This is one of the finest museums in Upstate New York. Read Part 1 of our trip. The Adirondack Museum is the “everything” place about the Adirondacks: the ecosystems and biology of the forest and lakes; life in the Adirondacks from early times to now; the logging and mining industries; its formation as a state park system; a treasure trove of Adirondack paraphernalia.
It took us two days to see the entire museum, and we rushed through it on the second day! The place is situated like a campus, with dozens of outbuildings connected by pathways. Lovely fountains, a pond, and breathtaking views of the majestic mountains fill the background.
After wandering through several buildings loaded with information and artifacts relating to the geology and geography of the park, boat building, and Adirondack camp nostalgia from the previous century, we entered an enormous building with several life-like displays of old carriages, trains, and sleds. Transportation by boat seemed to be the main mode for Daks residents, but a railroad and horse-drawn carriages transported visitors to the park.
The train reconstruction is remarkable. What elegance and decoration of those old trains! Today, everything is so utilitarian; the difference is so striking.
I like the Peddler Wagon. It was crammed with all the typical household necessaries of mid-19th century rural American.
We also saw a Dog/Sheep Power Machine! The kids and I have often joked about building one of these. We wouldn’t churn butter as this one does, but maybe the critter would provide some juice for the electronics, eh?
This is cool– a huge snow roller. Back before plows, all the people could do was squash the snow and pack it down as much as possible. Wow.

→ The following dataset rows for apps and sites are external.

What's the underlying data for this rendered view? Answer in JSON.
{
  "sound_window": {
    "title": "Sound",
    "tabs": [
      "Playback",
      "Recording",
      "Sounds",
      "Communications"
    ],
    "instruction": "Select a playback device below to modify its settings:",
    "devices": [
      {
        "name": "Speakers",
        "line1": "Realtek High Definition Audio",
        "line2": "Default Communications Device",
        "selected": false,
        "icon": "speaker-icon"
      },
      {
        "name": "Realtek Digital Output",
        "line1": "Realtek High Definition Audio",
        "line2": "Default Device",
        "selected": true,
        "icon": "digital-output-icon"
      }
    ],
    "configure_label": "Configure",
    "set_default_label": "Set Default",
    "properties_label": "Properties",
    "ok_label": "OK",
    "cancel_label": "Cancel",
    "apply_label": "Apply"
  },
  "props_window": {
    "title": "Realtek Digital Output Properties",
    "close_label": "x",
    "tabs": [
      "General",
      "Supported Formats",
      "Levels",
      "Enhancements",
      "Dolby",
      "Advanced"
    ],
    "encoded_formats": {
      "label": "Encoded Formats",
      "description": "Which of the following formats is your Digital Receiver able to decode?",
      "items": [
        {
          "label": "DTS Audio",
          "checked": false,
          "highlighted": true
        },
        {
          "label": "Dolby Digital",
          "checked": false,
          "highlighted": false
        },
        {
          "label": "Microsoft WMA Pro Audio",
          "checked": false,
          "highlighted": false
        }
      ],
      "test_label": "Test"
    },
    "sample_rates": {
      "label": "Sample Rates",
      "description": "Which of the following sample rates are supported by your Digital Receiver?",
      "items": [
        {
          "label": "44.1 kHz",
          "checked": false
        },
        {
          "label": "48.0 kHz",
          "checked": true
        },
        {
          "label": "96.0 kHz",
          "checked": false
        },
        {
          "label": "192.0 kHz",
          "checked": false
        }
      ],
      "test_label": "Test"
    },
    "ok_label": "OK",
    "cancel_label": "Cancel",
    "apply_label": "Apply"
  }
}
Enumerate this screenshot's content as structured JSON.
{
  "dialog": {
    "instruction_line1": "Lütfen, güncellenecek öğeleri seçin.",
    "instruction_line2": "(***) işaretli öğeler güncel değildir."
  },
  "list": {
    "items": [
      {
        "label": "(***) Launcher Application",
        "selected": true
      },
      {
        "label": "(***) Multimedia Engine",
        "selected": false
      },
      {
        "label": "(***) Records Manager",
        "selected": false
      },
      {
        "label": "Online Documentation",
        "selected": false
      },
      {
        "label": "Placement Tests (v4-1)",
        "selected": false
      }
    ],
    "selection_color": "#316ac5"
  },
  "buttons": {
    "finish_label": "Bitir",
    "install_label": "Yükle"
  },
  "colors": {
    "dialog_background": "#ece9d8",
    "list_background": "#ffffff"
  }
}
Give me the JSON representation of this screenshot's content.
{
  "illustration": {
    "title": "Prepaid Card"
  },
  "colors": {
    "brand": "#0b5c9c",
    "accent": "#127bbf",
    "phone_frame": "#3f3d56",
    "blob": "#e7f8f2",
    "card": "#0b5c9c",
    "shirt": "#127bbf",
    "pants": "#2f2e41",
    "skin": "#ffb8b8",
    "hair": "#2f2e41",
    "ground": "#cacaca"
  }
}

I enjoyed seeing a replica of an old plank road. About 100 years ago, such a road ran in front of my house. These plank roads were built of logs. Sometimes the logs were planed flat, others kept there round shape and we firmly planted into the dirt pathways. VERY bumpy going. A businessman or group of businesses usually funded the construction. They charged tolls to make up for the construction costs. These roads must have been extremely hard on the wagon riders — ouch!
The name of this “mountain” on a map made me giggle.
We followed another path from that building to several outbuildings. These were tiny replications of typical summer camps. This one is called the Durant Sunset Cottage, named for the builder and owner (William West Durant and Frederick Clark Durant, respectively) and for the radiant design. The building is sided by spruce limb and used as sleeping quarters for the Durant camp north of Raquette Lake.
In the 1860s after the Civil War, Americans became prosperous and enjoyed more leisure time. City-dwellers and rich folks wanted to enjoy the “strenuous life” outdoors, and they flocked to the Daks for their exploits. The Adirondacks are extremely rugged country, however, even to this day. A whole new economy sprang up: guides and guide books who led intrepid city slickers on forested adventures.
Hermits came to the Daks, too. The museum dedicated a portion of the room to some of the hermits.
Noah John Rondeau is one of the more famous hermits (oxymoron??). For a hermit, he sure got out a lot. He had visitors from all over the world, and traveled to New York City on occasion to give speeches about hermit living.
Rondeau was quite the character. I have intentions of reading more about him (yes, he even had books written about him– this is quite the popular hermit!). He invented his own language and wrote his diary in it. It took a while, but someone did crack the code.
Rondeau was definitely a quirky character. One of the books at the museum that interested me was written by Maitland de Sormo. I’m going to check it out (it’s difficult to find in print anymore) and perhaps do a little story about Rondeau here in the future.
I continue our adventure at the Adirondack Museum in Part 3, so stay tuned for more!